Purdue University provost Timothy Sands said the provosts’ dream is to extend universities’ current cooperation into a large number of fields. While that could allow universities to reach new audiences, he said the first priority would be for residential students.
He mentioned nanotechnology and veterinary medicine, for instance, as two fields where different campuses have different expertise and cannot afford to be good at everything on their own.
Specialised efforts of that sort are likely to attract upper-division or graduate students. But Dr DeLuca said a future consortium could also work to improve lower-division courses using online courses to create so-called flipped classrooms.
Dr Sands said the provosts’ talks have been primarily driven by a desire to improve education using technology. But there are also secondary concerns about partnerships with companies and what those deals mean for student data and for faculty intellectual property rights.
“There is a sense amongst the institutions in the CIC - and I think it’s across the nation - that we have to be careful that we protect our data and we protect the intellectual property that we generate,” Dr Sands said.
He said partnerships with third-party providers may be useful, like Purdue’s own work with Deltak to create master’s-degree programmes.
“We’re not in those kind of discussions yet seriously, but I think those third-party potential partners could be very valuable,” Dr Sands said.
The implications of the provosts’ new thinking on individual companies or efforts are by no means clear, but some university officials consider existing deals with private companies to be experiments rather than permanent partnerships.
University agreements with Coursera, for instance, are non-exclusive and revenue generation for universities has so far been minimal or non-existent. Dr DeLuca called Wisconsin’s work with the company a “loss leader”.
Northwestern University, likewise, is part of an incipient consortium of universities offering for-credit classes amongst themselves along with 2U, though some universities have dropped out citing concerns, such as Vanderbilt University’s worries that the effort would not expand students’ access to courses in niche subjects.

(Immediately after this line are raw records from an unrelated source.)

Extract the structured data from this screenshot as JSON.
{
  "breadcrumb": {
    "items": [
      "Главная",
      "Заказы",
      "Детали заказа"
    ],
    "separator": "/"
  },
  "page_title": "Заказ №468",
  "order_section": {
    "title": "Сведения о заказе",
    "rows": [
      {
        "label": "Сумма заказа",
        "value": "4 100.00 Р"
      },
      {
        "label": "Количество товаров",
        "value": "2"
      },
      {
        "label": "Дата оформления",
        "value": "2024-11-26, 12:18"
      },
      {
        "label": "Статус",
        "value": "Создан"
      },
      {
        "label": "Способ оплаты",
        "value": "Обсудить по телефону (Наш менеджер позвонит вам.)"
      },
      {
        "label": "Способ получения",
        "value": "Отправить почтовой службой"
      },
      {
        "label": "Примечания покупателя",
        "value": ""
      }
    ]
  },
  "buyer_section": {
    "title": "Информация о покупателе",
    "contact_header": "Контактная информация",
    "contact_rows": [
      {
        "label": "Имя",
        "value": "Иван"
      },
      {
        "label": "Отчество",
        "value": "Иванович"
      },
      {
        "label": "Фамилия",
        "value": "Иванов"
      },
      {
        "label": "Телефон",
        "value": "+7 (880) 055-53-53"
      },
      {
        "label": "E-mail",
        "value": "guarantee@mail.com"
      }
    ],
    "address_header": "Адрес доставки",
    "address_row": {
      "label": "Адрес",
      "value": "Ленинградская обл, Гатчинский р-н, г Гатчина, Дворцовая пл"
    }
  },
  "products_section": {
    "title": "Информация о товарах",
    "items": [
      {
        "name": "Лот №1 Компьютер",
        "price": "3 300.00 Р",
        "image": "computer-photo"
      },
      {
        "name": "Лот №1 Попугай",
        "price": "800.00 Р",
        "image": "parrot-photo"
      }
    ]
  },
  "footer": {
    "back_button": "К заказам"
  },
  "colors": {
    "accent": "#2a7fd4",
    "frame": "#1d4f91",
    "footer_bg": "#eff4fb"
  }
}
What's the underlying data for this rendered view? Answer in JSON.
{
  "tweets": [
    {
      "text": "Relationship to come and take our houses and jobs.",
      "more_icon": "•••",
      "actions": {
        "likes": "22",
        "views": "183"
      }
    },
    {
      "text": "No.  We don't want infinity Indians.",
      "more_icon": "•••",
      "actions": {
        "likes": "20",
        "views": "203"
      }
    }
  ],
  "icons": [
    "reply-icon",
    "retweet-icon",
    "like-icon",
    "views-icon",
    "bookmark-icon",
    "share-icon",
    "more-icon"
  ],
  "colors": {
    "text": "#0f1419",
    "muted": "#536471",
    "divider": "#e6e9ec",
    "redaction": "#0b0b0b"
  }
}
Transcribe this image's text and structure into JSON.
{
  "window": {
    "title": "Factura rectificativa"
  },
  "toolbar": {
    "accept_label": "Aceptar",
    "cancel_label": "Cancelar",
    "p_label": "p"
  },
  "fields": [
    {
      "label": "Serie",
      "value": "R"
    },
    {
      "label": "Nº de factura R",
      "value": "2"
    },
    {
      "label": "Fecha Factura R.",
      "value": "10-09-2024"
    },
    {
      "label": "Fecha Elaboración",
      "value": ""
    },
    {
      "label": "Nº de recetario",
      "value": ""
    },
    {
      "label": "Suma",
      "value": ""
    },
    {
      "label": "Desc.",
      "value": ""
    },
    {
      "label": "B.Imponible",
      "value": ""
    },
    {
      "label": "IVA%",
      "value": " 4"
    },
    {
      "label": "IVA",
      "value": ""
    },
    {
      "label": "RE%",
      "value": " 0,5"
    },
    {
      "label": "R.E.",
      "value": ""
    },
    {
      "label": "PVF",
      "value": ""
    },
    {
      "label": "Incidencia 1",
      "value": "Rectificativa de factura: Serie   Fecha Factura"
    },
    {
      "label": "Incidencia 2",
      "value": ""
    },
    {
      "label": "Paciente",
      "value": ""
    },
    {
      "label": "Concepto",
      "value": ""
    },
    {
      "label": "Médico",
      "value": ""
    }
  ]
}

Barbara Allen, the CIC’s executive director, said Moocs and new public-private partnerships are wonderful phenomena or models but the provosts’ goal is to create a coherent posture and strategy.